EY Global Government and Risk Tax Leader and EY EMEIA and UK&I (Tax Centre) Tax Policy Leader

Passionate about improving tax policy. Problem solver. Globetrotter

Related topics Growth Tax
Chris Sanger, EY’s Head of Tax Policy, comments on the Chancellor’s Spring Budget

“From a net tax cut perspective, the Chancellor was pretty restrained, spending no more than £14bn a year across 2023/24 to 2025/26. Of that amount, over 90% related to just two measures, being the full expensing for large investment and the fuel duty freeze. Beyond this, the remaining 28 new tax measures net just £1bn on average per annum in additional revenues.

“Some businesses facing challenging times ahead may have hoped for a reprieve from the rise in the rate of corporation tax. While that hasn’t transpired, many businesses may welcome the chance to avoid having to learn yet more tax rules. While the Chancellor hasn’t saved the Office of Tax Simplification, perhaps he has taken on board its mission and sought to constrain the aspirations of his most enthusiastic officials. 
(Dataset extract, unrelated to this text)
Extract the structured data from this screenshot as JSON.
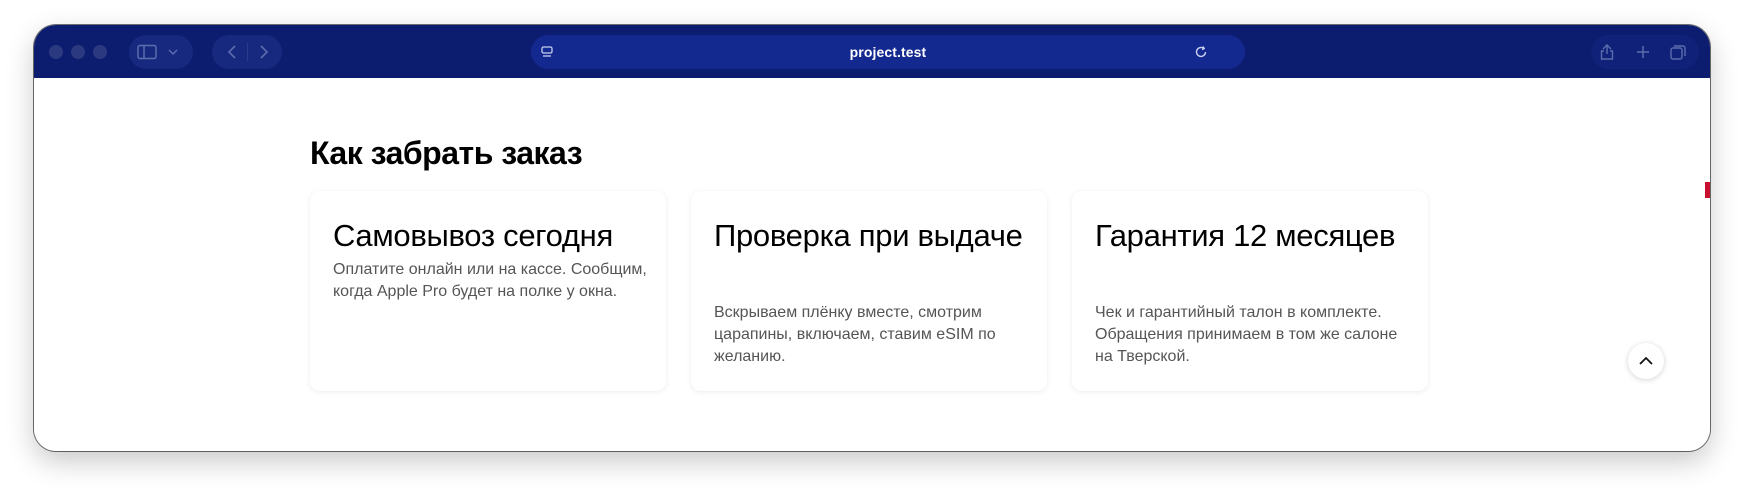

“The largest tax rise actually came from spending money on his own officials, with the investment in HMRC’s debt management capability bringing in almost £400m in 2024/25.  Beyond this, the rises were spread widely, with yet more freezes in thresholds, this time for those with savings and those running casinos, and increase in duty on tobacco. Other revenue raisers related to removing relief that had been previously extended beyond the UK’s shores to those in the European Union. 

“All in all, in contrast to the multiple Statements of last year, this Budget was much more like an Economic Statement. The Chancellor let slip in his speech that he was planning to have an Autumn Statement, ignoring the aspiration of his predecessor-but-four, Philip Hammond, to move the Budget to the Autumn. This, alongside the OTS, may be one of the former initiatives that will be left as a footnote in history.”